So how do things stand in the EFL?
English Football League clubs will vote on the framework for ending the 2019-20 season on Tuesday, with the bottom two divisions then set to vote on whether to cut the campaign short amid the coronavirus pandemic.
The EFL board has proposed a system which would keep promotion and relegation, retain the four-team play-offs and decide the final league tables on an unweighted points-per-game basis, but several other proposals have been put forward.
Here, the PA news agency takes a look at the situation in each league.
Barring a few protesters, Championship clubs have always stated their desire to resume the season and the league is pencilled in to start again on June 20. The remaining nine rounds of fixtures are set to take place over a six-week period before a play-off campaign. Twice weekly testing is in process and there are strict protocols in place, similar to those in the Premier League. Only a drastic turn of events will stop the season from being completed.
League One clubs have been at loggerheads over how to proceed, with those who are not favoured by a PPG system vehemently fighting to carry on while others say they simply cannot afford to play with no matchday income. Those clubs who do not favour PPG, such as Tranmere and Peterborough, will be desperately hoping that a counter-proposal gets passed which would persuade the majority of clubs to carry on. But, as things stand there seems a decisive will to end the season, with some club owners saying up to 15 clubs will vote to curtail – more than the 12 required.

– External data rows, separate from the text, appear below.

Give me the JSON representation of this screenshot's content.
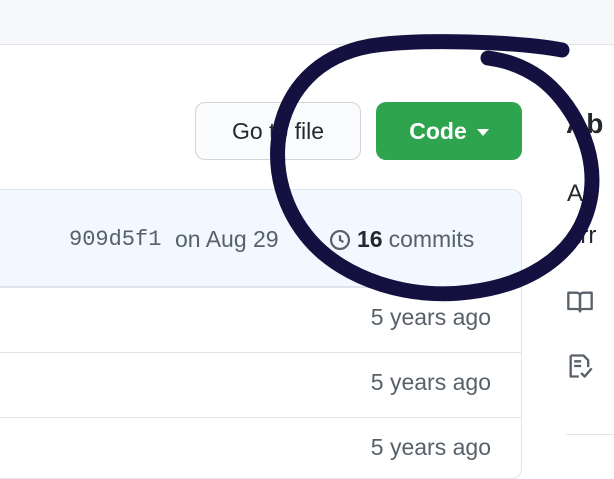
{
  "header": {
    "go_to_file_label": "Go to file",
    "code_label": "Code"
  },
  "commit_bar": {
    "sha": "909d5f1",
    "date_text": "on Aug 29",
    "commit_count": "16",
    "commit_label": "commits"
  },
  "file_rows": [
    {
      "age": "5 years ago"
    },
    {
      "age": "5 years ago"
    },
    {
      "age": "5 years ago"
    }
  ],
  "sidebar": {
    "title": "Ab",
    "desc_line1": "A",
    "desc_line2": "arr",
    "icons": [
      "book-icon",
      "law-icon"
    ]
  },
  "colors": {
    "code_button": "#2ea44f",
    "annotation_ink": "#14103f"
  }
}
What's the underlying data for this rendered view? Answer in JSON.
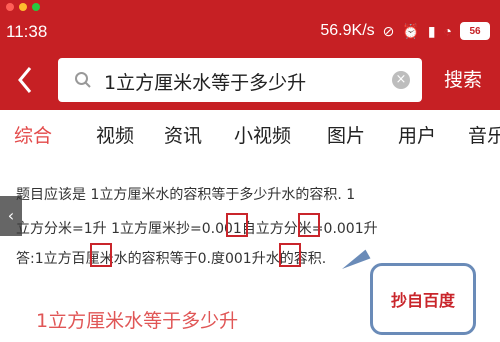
{
  "status_bar": {
    "time": "11:38",
    "speed": "56.9K/s",
    "battery": "56"
  },
  "search": {
    "query": "1立方厘米水等于多少升",
    "button_label": "搜索"
  },
  "tabs": [
    "综合",
    "视频",
    "资讯",
    "小视频",
    "图片",
    "用户",
    "音乐"
  ],
  "answer": {
    "line1": "题目应该是 1立方厘米水的容积等于多少升水的容积. 1",
    "line2": "立方分米=1升 1立方厘米抄=0.001自立方分米=0.001升",
    "line3": "答:1立方百厘米水的容积等于0.度001升水的容积."
  },
  "callout": "抄自百度",
  "result_title": "1立方厘米水等于多少升",
  "colors": {
    "header_red": "#c62024",
    "active_tab": "#e34a4a",
    "highlight_red": "#c9252b",
    "callout_border": "#6a8bb8"
  }
}
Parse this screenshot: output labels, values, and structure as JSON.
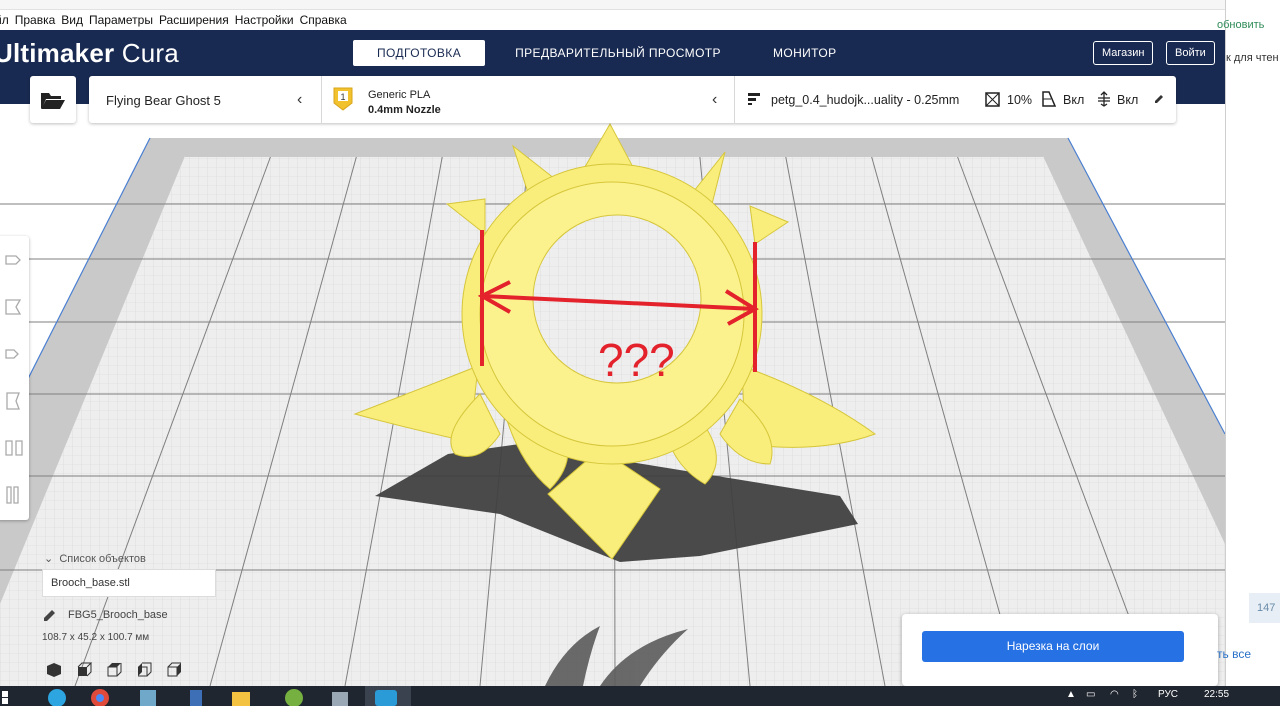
{
  "menu": [
    "йл",
    "Правка",
    "Вид",
    "Параметры",
    "Расширения",
    "Настройки",
    "Справка"
  ],
  "app": {
    "brand_bold": "Ultimaker",
    "brand_light": " Cura"
  },
  "stages": [
    "ПОДГОТОВКА",
    "ПРЕДВАРИТЕЛЬНЫЙ ПРОСМОТР",
    "МОНИТОР"
  ],
  "header_buttons": {
    "marketplace": "Магазин",
    "signin": "Войти"
  },
  "printer": {
    "name": "Flying Bear Ghost 5"
  },
  "material": {
    "badge": "1",
    "name": "Generic PLA",
    "nozzle": "0.4mm Nozzle",
    "color": "#f2c12e"
  },
  "profile": {
    "name": "petg_0.4_hudojk...uality - 0.25mm",
    "infill": "10%",
    "support": "Вкл",
    "adhesion": "Вкл"
  },
  "annotation": {
    "text": "???",
    "color": "#e3222b"
  },
  "objects": {
    "header": "Список объектов",
    "file": "Brooch_base.stl",
    "name": "FBG5_Brooch_base",
    "dims": "108.7 x 45.2 x 100.7 мм"
  },
  "slice": {
    "label": "Нарезка на слои"
  },
  "side_window": {
    "update": "обновить",
    "read": "к для чтен",
    "count": "147",
    "all": "ть все"
  },
  "taskbar": {
    "lang": "РУС",
    "time": "22:55",
    "apps": [
      "start-icon",
      "telegram-icon",
      "chrome-icon",
      "app-icon",
      "calculator-icon",
      "folder-icon",
      "utorrent-icon",
      "image-app-icon",
      "cura-icon"
    ]
  },
  "colors": {
    "header_bg": "#192a52",
    "slice_button": "#2671e3",
    "model_yellow": "#f9ee7c"
  }
}
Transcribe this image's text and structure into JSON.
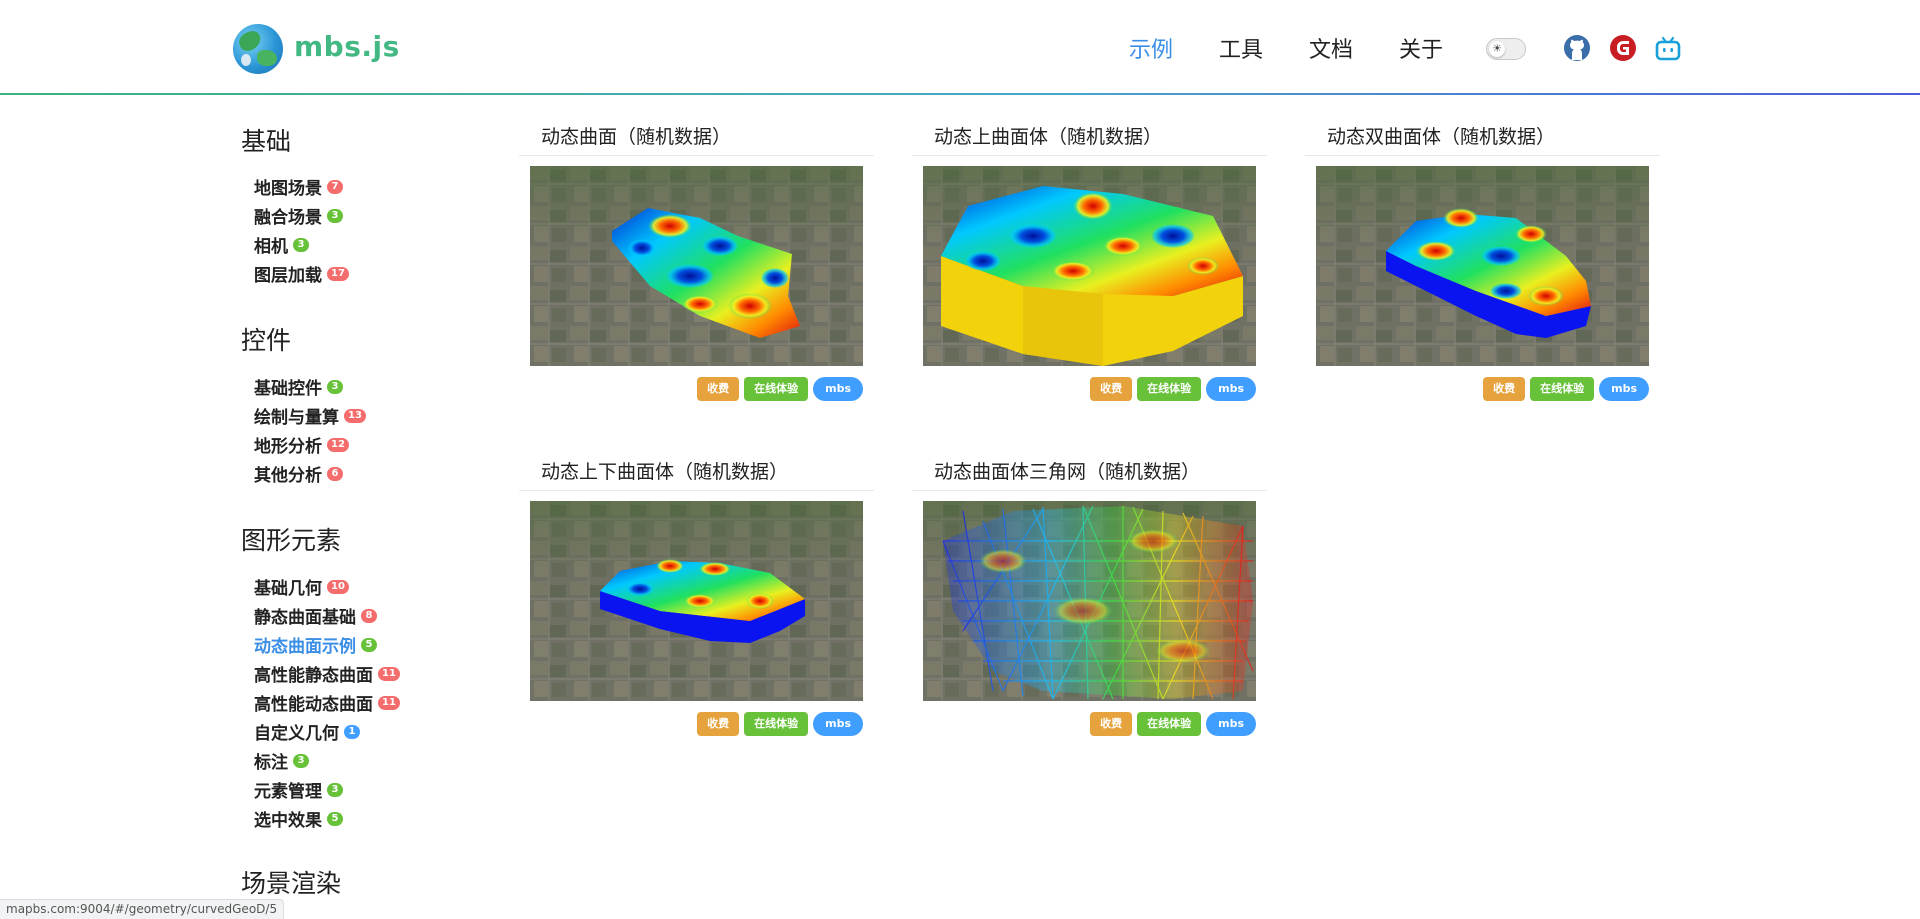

On May 15, League Two clubs made a unanimous indicative vote to end their season on an unweighted PPG basis, with promotion and relegation standing and a four-team play-off campaign remaining. The main reason for curtailment was a financial one – with players on furlough and income streams instantly drying up because of the pandemic. It would seem unlikely that a second vote would yield a different result – even with a different framework in place.